WHAT TO WORK ON ->
For each record below, set it down exactly but leave out any picture.

INFORMATION PROVIDED ->
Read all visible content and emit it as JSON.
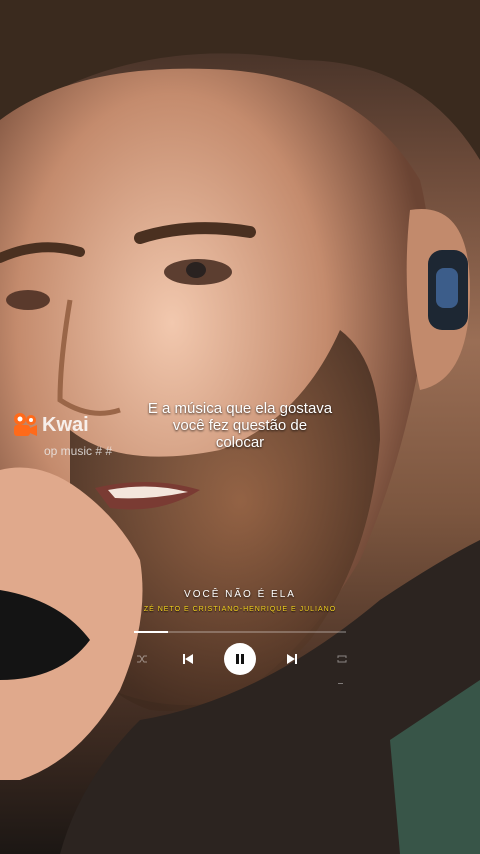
{
  "overlay": {
    "brand": "Kwai",
    "handle": "op music # #",
    "caption": [
      "E a música que ela gostava",
      "você fez questão de",
      "colocar"
    ]
  },
  "player": {
    "song_title": "VOCÊ NÃO É ELA",
    "artists": "ZÉ NETO E CRISTIANO-HENRIQUE E JULIANO",
    "progress": 0.16,
    "state": "playing",
    "icons": [
      "shuffle-icon",
      "previous-icon",
      "pause-icon",
      "next-icon",
      "repeat-icon"
    ]
  },
  "colors": {
    "artist_text": "#f3d21d",
    "brand_orange": "#ff6a1a",
    "control_bg": "#ffffff"
  }
}
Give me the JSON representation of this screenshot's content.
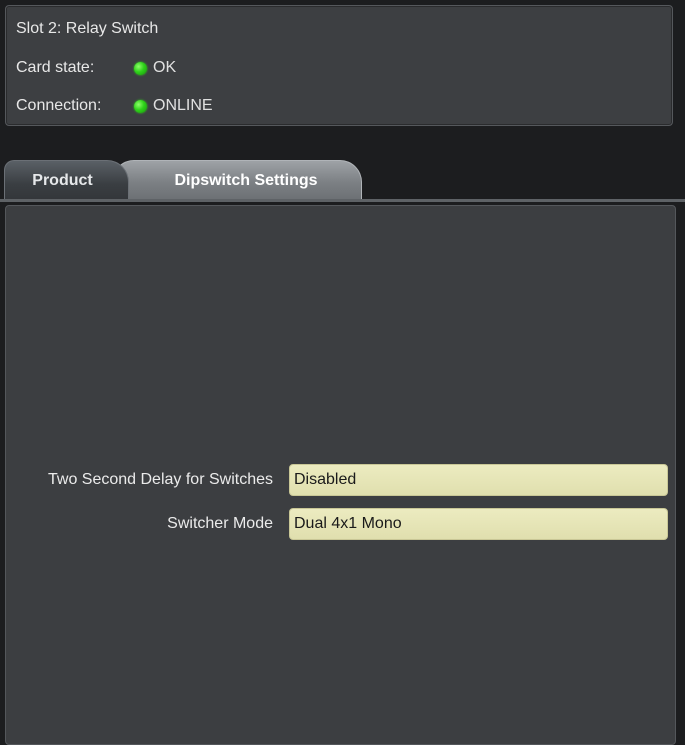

YOUR SOLUTION ->
Read all visible content and emit it as JSON.
{
  "overlay": {
    "brand": "Kwai",
    "handle": "op music # #",
    "caption": [
      "E a música que ela gostava",
      "você fez questão de",
      "colocar"
    ]
  },
  "player": {
    "song_title": "VOCÊ NÃO É ELA",
    "artists": "ZÉ NETO E CRISTIANO-HENRIQUE E JULIANO",
    "progress": 0.16,
    "state": "playing",
    "icons": [
      "shuffle-icon",
      "previous-icon",
      "pause-icon",
      "next-icon",
      "repeat-icon"
    ]
  },
  "colors": {
    "artist_text": "#f3d21d",
    "brand_orange": "#ff6a1a",
    "control_bg": "#ffffff"
  }
}
Give me the JSON representation of this screenshot's content.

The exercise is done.